The book is coauthored by Rebecca L. Reynolds-Ramirez, a consultant on alcohol- and cannabis-related policies and systems; Brian C. Castrucci, president and CEO of the de Beaumont Foundation; Catherine D. Patterson, co-executive director of CityHealth; and Grace Castillo, program associate at the de Beaumont Foundation.
Jernigan spoke more about the book, its underlying themes, and why a book like this is needed now more than ever.
With David Jernigan
What topics are covered in the book?
The book is divided into three main sections. The first section reviews all of the literature on cannabis use and harms to provide a backdrop for these issues. The second section is all about regulatory systems. We show how, from a public health perspective, a good cannabis regulatory system would prioritize five goals: preventing youth cannabis use; controlling the prevalence, frequency, and intensity of cannabis use; reducing cannabis-related harms to individuals and communities; ensuring accurate information about the risks of cannabis use; and minimizing the influence of the cannabis industry and the profit motive in setting cannabis policies.
From my perspective, having worked on alcohol policy for 35 years, this last priority is really where we have made the biggest mistake with cannabis. States are largely handing distribution of this drug over to a very lightly-regulated private industry that is driven by the profit motive, and already there are billions of dollars being invested in cannabis. We are on track to create another big tobacco, and if this continues, in 20 years, we’ll have the public health studies to show what a set of mistakes we’ve made from a regulatory systems perspective.
The final section of the book has chapters that focus on what in alcohol control we call the Four P’s of Marketing: products, pricing and taxation, promotion, and place, which refers to physical availability. We review the literature from tobacco and alcohol in each of these areas that can be brought to bear on cannabis, and then we make very specific policy recommendations for each.
What are the main themes of the book?
The number one message in the book is to go slow. It is much harder to turn back a very liberal regulatory system than to take a more conservative regulatory system and liberalize pieces of it. A lot of states are moving too fast, or have moved too fast. We are already seeing this with Colorado, which is trying to roll back some of its cannabis regulations.

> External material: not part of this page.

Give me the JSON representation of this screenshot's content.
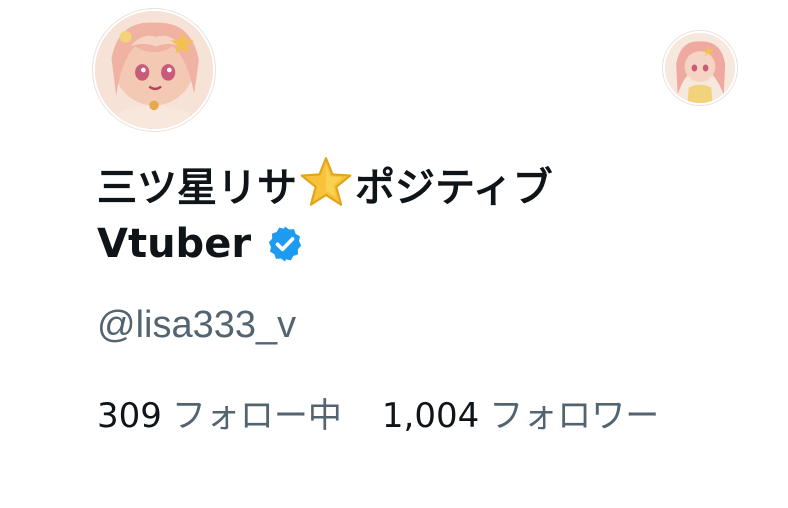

The number two message is that there are at least four conditions for which cannabis can be helpful, and there are others for which it is harmful. It is not a simple drug. It is a very complicated drug, and it is appearing in the marketplace hugely untested and largely unregulated—everything from product strength to the use of pesticides is regulated differently from state to state. We don’t see this with other drugs, but we are seeing this with cannabis.

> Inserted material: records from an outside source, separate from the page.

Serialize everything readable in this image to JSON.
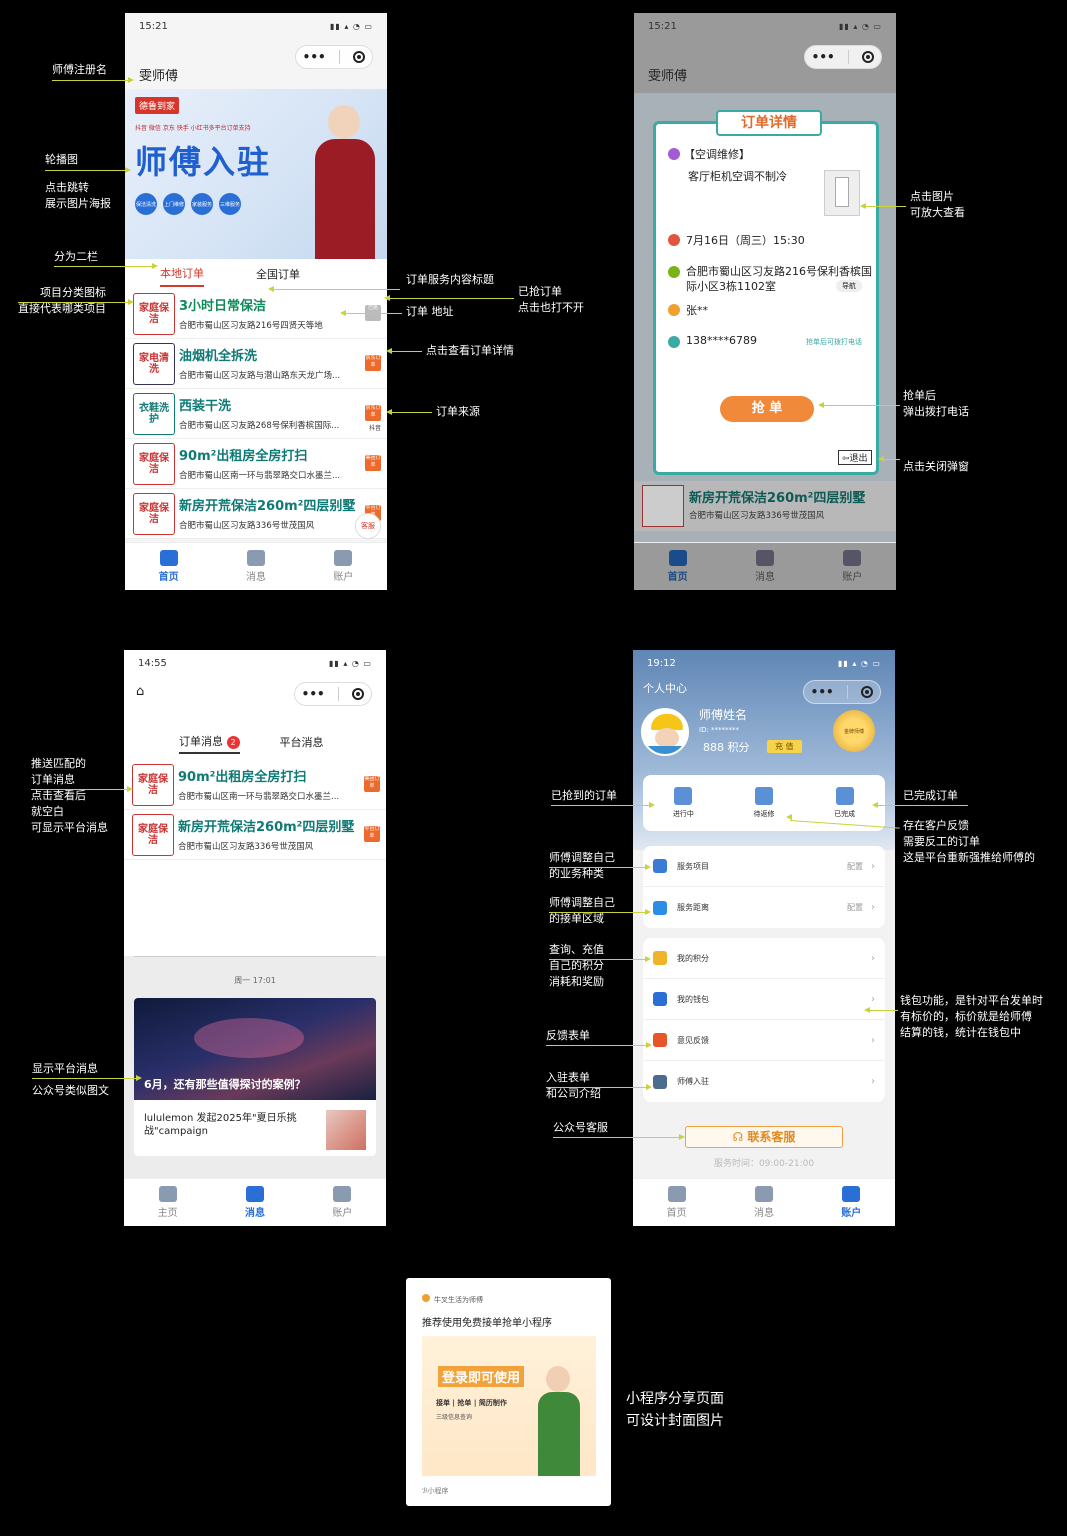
{
  "screen1": {
    "time": "15:21",
    "title": "雯师傅",
    "banner": {
      "logo": "德鲁到家",
      "platforms": "抖音 微信 京东 快手 小红书多平台订单支持",
      "headline": "师傅入驻",
      "badges": [
        "保洁清洗",
        "上门维修",
        "家装服务",
        "三维服务"
      ]
    },
    "tabs": [
      "本地订单",
      "全国订单"
    ],
    "orders": [
      {
        "thumb": "家庭保洁",
        "title": "3小时日常保洁",
        "addr": "合肥市蜀山区习友路216号四贤天等地",
        "badge": "已抢",
        "grey": true
      },
      {
        "thumb": "家电清洗",
        "title": "油烟机全拆洗",
        "addr": "合肥市蜀山区习友路与潜山路东天龙广场...",
        "badge": "京东订单"
      },
      {
        "thumb": "衣鞋洗护",
        "title": "西装干洗",
        "addr": "合肥市蜀山区习友路268号保利香槟国际...",
        "badge": "京东订单",
        "src": "抖音"
      },
      {
        "thumb": "家庭保洁",
        "title": "90m²出租房全房打扫",
        "addr": "合肥市蜀山区南一环与翡翠路交口水墨兰...",
        "badge": "美团订单"
      },
      {
        "thumb": "家庭保洁",
        "title": "新房开荒保洁260m²四层别墅",
        "addr": "合肥市蜀山区习友路336号世茂国风",
        "badge": "平台订单"
      }
    ],
    "service": "客服",
    "tabbar": [
      "首页",
      "消息",
      "账户"
    ]
  },
  "screen2": {
    "time": "15:21",
    "title": "雯师傅",
    "modal": {
      "title": "订单详情",
      "category": "【空调维修】",
      "desc": "客厅柜机空调不制冷",
      "datetime": "7月16日（周三）15:30",
      "address": "合肥市蜀山区习友路216号保利香槟国际小区3栋1102室",
      "nav": "导航",
      "name": "张**",
      "phone": "138****6789",
      "phone_note": "抢单后可拨打电话",
      "grab": "抢 单",
      "exit": "退出"
    },
    "bottom_title": "新房开荒保洁260m²四层别墅",
    "bottom_addr": "合肥市蜀山区习友路336号世茂国风",
    "tabbar": [
      "首页",
      "消息",
      "账户"
    ]
  },
  "screen3": {
    "time": "14:55",
    "tabs": [
      "订单消息",
      "平台消息"
    ],
    "unread": "2",
    "orders": [
      {
        "thumb": "家庭保洁",
        "title": "90m²出租房全房打扫",
        "addr": "合肥市蜀山区南一环与翡翠路交口水墨兰...",
        "badge": "美团订单"
      },
      {
        "thumb": "家庭保洁",
        "title": "新房开荒保洁260m²四层别墅",
        "addr": "合肥市蜀山区习友路336号世茂国风",
        "badge": "平台订单"
      }
    ],
    "msg_time": "周一 17:01",
    "article_title": "6月，还有那些值得探讨的案例？",
    "article_sub": "lululemon 发起2025年\"夏日乐挑战\"campaign",
    "tabbar": [
      "主页",
      "消息",
      "账户"
    ]
  },
  "screen4": {
    "time": "19:12",
    "header": "个人中心",
    "name": "师傅姓名",
    "id": "ID: ********",
    "points": "888 积分",
    "recharge": "充 值",
    "medal": "金牌师傅",
    "status": [
      "进行中",
      "待返修",
      "已完成"
    ],
    "menu1": [
      {
        "label": "服务项目",
        "value": "配置",
        "color": "#3a7bd5"
      },
      {
        "label": "服务距离",
        "value": "配置",
        "color": "#2a8ee6"
      }
    ],
    "menu2": [
      {
        "label": "我的积分",
        "color": "#f0b429"
      },
      {
        "label": "我的钱包",
        "color": "#2a6fd6"
      },
      {
        "label": "意见反馈",
        "color": "#e8552b"
      },
      {
        "label": "师傅入驻",
        "color": "#4b6c8f"
      }
    ],
    "contact": "联系客服",
    "hours": "服务时间：09:00-21:00",
    "tabbar": [
      "首页",
      "消息",
      "账户"
    ]
  },
  "share": {
    "source": "牛叉生活为师傅",
    "title": "推荐使用免费接单抢单小程序",
    "banner": "登录即可使用",
    "features": "接单 | 抢单 | 简历制作",
    "sub": "三级信息查询",
    "footer": "小程序"
  },
  "annotations": {
    "a1": "师傅注册名",
    "a2": "轮播图",
    "a3": "点击跳转\n展示图片海报",
    "a4": "分为二栏",
    "a5": "项目分类图标\n直接代表哪类项目",
    "a6": "订单服务内容标题",
    "a7": "已抢订单\n点击也打不开",
    "a8": "订单 地址",
    "a9": "点击查看订单详情",
    "a10": "订单来源",
    "a11": "点击图片\n可放大查看",
    "a12": "抢单后\n弹出拨打电话",
    "a13": "点击关闭弹窗",
    "a14": "推送匹配的\n订单消息\n点击查看后\n就空白\n可显示平台消息",
    "a15": "显示平台消息\n公众号类似图文",
    "a16": "已抢到的订单",
    "a17": "已完成订单",
    "a18": "存在客户反馈\n需要反工的订单\n这是平台重新强推给师傅的",
    "a19": "师傅调整自己\n的业务种类",
    "a20": "师傅调整自己\n的接单区域",
    "a21": "查询、充值\n自己的积分\n消耗和奖励",
    "a22": "钱包功能，是针对平台发单时\n有标价的，标价就是给师傅\n结算的钱，统计在钱包中",
    "a23": "反馈表单",
    "a24": "入驻表单\n和公司介绍",
    "a25": "公众号客服",
    "a26": "小程序分享页面\n可设计封面图片"
  }
}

Why is a book like this needed right now?
The conversation we are having right now around cannabis is largely being dominated by people who want to legalize the drug, but there is not a sufficient public health voice at the table. We not only want to be educating our state and local policymakers about issues around cannabis regulation, but we want to acknowledge that cannabis is not going away, and that, as public health practitioners, we need to be listening and we need to be speaking up to keep our communities out of harm.
When alcohol prohibition ended in 1933, John D. Rockefeller commissioned a study called “Toward Liquor Control,” which laid out two potential models for how to regulate alcohol in the United States. And the states followed those two models. We are trying to do something similar with this book. We are a bit late out of the gate because many states have already put systems in place, but there are still a lot of states that haven’t. We want to give our policymakers a blueprint and framework that has public health experience and research behind it.
Cannabis: Moving Forward, Protecting Health is available for purchase here.